• Requirement: Please find the lines in the entries below that contain the word "name", and copy each one.

Interface dataset entries

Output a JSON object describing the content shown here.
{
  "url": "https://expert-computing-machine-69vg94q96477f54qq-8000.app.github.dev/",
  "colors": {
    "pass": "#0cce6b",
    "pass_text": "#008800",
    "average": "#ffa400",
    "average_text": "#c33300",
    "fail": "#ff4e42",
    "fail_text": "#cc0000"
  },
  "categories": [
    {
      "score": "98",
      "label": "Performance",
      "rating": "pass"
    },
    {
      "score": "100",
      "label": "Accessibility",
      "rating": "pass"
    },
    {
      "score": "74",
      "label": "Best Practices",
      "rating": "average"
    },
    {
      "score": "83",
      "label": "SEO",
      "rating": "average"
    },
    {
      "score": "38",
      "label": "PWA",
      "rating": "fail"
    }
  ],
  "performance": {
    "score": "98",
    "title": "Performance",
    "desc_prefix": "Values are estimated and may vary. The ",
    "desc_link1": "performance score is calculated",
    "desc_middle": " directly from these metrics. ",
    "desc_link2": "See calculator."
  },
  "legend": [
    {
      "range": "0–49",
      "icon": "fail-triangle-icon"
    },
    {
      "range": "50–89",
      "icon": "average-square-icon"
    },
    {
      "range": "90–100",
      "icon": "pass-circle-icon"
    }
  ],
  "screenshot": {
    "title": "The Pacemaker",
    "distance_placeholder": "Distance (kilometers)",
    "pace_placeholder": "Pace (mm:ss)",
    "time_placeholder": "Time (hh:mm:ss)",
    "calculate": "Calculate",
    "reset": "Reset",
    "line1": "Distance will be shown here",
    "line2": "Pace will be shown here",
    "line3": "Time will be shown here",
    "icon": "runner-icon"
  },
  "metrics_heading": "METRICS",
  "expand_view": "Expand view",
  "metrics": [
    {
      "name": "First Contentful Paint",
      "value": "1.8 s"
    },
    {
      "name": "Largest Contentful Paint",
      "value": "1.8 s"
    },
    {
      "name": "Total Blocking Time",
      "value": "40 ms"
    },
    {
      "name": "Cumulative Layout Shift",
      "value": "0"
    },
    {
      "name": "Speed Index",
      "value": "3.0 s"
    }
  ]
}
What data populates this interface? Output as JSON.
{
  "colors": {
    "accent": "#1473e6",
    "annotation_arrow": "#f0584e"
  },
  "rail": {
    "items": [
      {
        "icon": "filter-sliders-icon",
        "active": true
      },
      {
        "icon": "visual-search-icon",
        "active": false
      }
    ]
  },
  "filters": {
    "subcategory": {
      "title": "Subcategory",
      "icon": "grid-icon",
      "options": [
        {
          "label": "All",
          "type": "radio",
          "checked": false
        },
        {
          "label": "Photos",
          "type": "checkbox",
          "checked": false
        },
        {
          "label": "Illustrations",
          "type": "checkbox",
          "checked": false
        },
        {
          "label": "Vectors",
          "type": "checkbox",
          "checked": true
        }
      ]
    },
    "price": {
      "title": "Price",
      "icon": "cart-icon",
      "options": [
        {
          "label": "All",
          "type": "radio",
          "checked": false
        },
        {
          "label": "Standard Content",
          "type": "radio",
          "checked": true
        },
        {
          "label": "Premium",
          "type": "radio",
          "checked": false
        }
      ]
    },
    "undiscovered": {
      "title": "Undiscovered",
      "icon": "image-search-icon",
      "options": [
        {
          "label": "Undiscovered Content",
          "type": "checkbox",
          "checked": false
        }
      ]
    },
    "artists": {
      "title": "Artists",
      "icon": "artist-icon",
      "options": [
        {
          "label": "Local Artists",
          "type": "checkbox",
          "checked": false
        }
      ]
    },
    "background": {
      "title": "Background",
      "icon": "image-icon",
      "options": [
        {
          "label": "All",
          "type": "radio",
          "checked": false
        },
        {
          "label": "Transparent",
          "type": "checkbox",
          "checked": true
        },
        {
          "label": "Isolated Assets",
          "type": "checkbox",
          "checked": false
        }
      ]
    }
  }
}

• Worked solution:
      "name": "First Contentful Paint",
      "name": "Largest Contentful Paint",
      "name": "Total Blocking Time",
      "name": "Cumulative Layout Shift",
      "name": "Speed Index",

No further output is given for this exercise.